Bernard Zimmerman The Sculptor is now 93 years old. Born in the Bronx, New York in 1927, he came to Los Angeles in the 1940s and had a long career in Los Angeles through which he was as dedicated to progressive and modern ideals as Zimmerman The Architect. In the early part of his career, he studied at the Otis Art Institute, as well as stints in Italy and New York. He taught for decades, primarily out of his studios, from the 1950s to the early 2000s, and participated in exhibitions at LACMA, the Santa Barbara Museum of Art, and the San Francisco Legion of Honor, as well as at exhibitions in San Diego, Seattle, and Portland. He was represented by the Ankrum Gallery in Los Angeles in the 1960s,⁴ and is perhaps best known for his large outdoor sculpture installations in cast bronze or welded metal in architectural settings across the Southland,⁵ including his 12-foot Dancing Water Nymphs at the controversial exemplar of desert modernism—the former Palm Springs Hotel and Spa.⁶ His artwork remains in local collections and private homes across Southern California, as well as in institutions like LACMA and the Hirshhorn.
As information across various channels materialized through digitized archives and published sources alongside the shared knowledge of a group of scholars, historians, and even family members, a clearer picture of these two men, and their contributions to the Los Angeles art scene, has formed. While a selection of the works we care for at LACMA have detailed records down to the day on which they were made—or their 200-year journey into the museum's care can be traced owner by owner—the majority of the more than 142,000 objects in our collection continue to warrant physical and scholarly attention. It is only in our efforts to display these objects—whether through our robust lending program, through cross-institutional initiatives, or through the dynamic presentations we have planned for our new building for the permanent collection—that we will continue to clarify and present the histories of these works.
³ Email correspondence between Dawson Weber and Lauren Weiss Bricker, 22 October 2020.
⁴ Ankrum Gallery records, Archives of American Art, Box 25, Folders 19 and 20.

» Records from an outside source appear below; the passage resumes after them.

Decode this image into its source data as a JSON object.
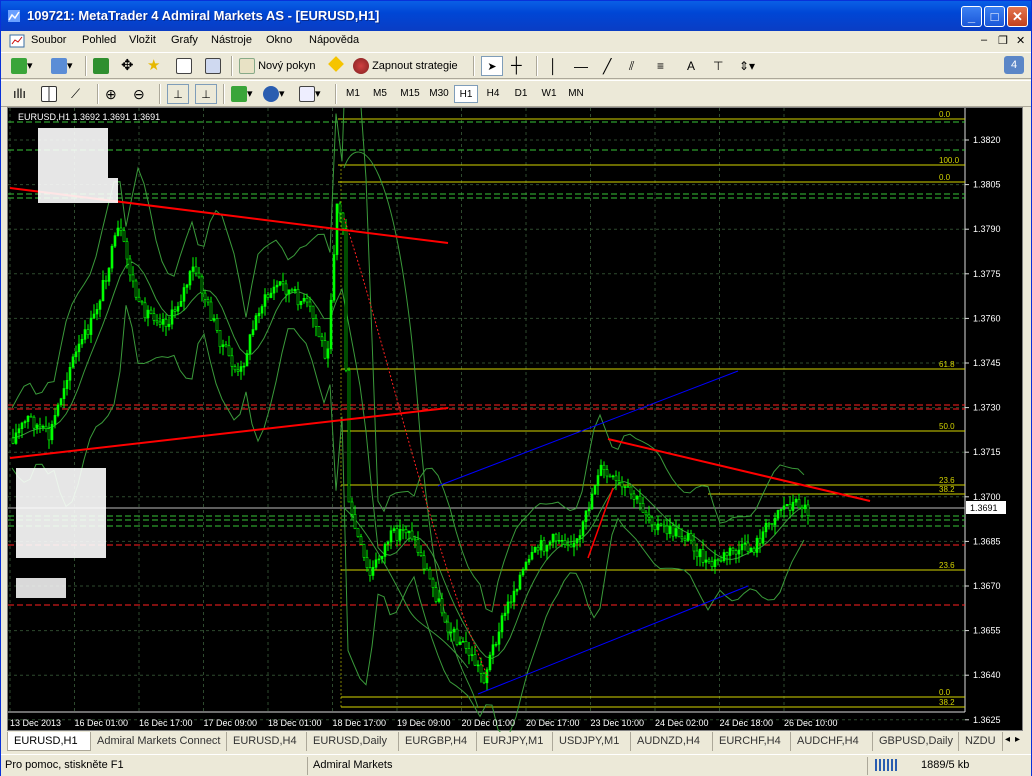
{
  "window": {
    "title": "109721: MetaTrader 4 Admiral Markets AS - [EURUSD,H1]"
  },
  "menu": [
    "Soubor",
    "Pohled",
    "Vložit",
    "Grafy",
    "Nástroje",
    "Okno",
    "Nápověda"
  ],
  "toolbar": {
    "new_order": "Nový pokyn",
    "start_strategy": "Zapnout strategie",
    "text_tool": "A",
    "timeframes": [
      "M1",
      "M5",
      "M15",
      "M30",
      "H1",
      "H4",
      "D1",
      "W1",
      "MN"
    ],
    "active_timeframe": "H1"
  },
  "chart": {
    "header": "EURUSD,H1  1.3692 1.3691 1.3691",
    "price_axis": [
      "1.3820",
      "1.3805",
      "1.3790",
      "1.3775",
      "1.3760",
      "1.3745",
      "1.3730",
      "1.3715",
      "1.3700",
      "1.3685",
      "1.3670",
      "1.3655",
      "1.3640",
      "1.3625"
    ],
    "current_price": "1.3691",
    "fib_labels": [
      "0.0",
      "100.0",
      "0.0",
      "61.8",
      "50.0",
      "23.6",
      "38.2",
      "23.6",
      "0.0",
      "38.2"
    ],
    "time_axis": [
      "13 Dec 2013",
      "16 Dec 01:00",
      "16 Dec 17:00",
      "17 Dec 09:00",
      "18 Dec 01:00",
      "18 Dec 17:00",
      "19 Dec 09:00",
      "20 Dec 01:00",
      "20 Dec 17:00",
      "23 Dec 10:00",
      "24 Dec 02:00",
      "24 Dec 18:00",
      "26 Dec 10:00"
    ],
    "colors": {
      "background": "#000000",
      "candles": "#00ff00",
      "grid": "#2e4a2e",
      "trendline_red": "#ff0000",
      "channel_blue": "#0000ff",
      "fib": "#d4d400",
      "bands": "#3a9a3a"
    }
  },
  "tabs": [
    "EURUSD,H1",
    "Admiral Markets Connect",
    "EURUSD,H4",
    "EURUSD,Daily",
    "EURGBP,H4",
    "EURJPY,M1",
    "USDJPY,M1",
    "AUDNZD,H4",
    "EURCHF,H4",
    "AUDCHF,H4",
    "GBPUSD,Daily",
    "NZDU"
  ],
  "status": {
    "help": "Pro pomoc, stiskněte F1",
    "server": "Admiral Markets",
    "traffic": "1889/5 kb"
  }
}
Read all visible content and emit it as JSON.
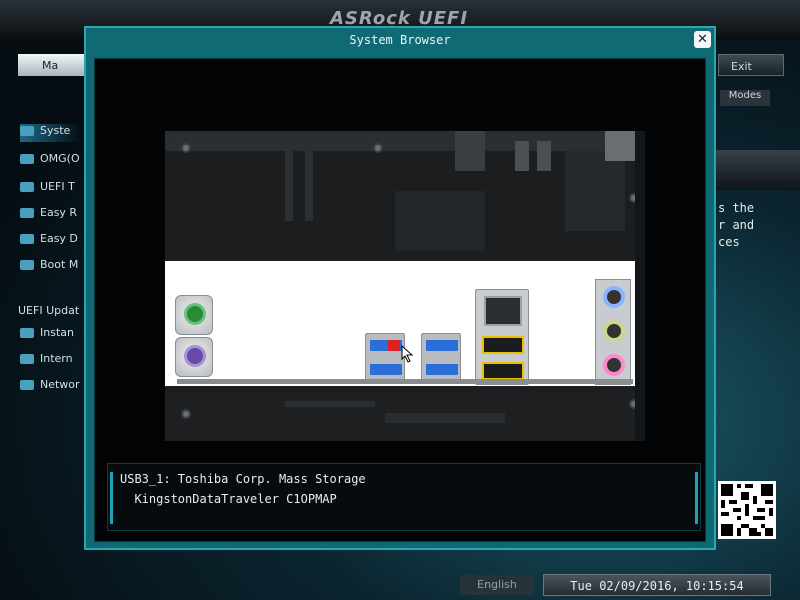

⁵ Lyn Kienholz, L.A. Rising, SoCal Artists Before 1980.
⁶ For the issues surrounding the site and Indigenous land, see https://www.desertsun.com/story/life/2020/07/14/how-palm-springs-section...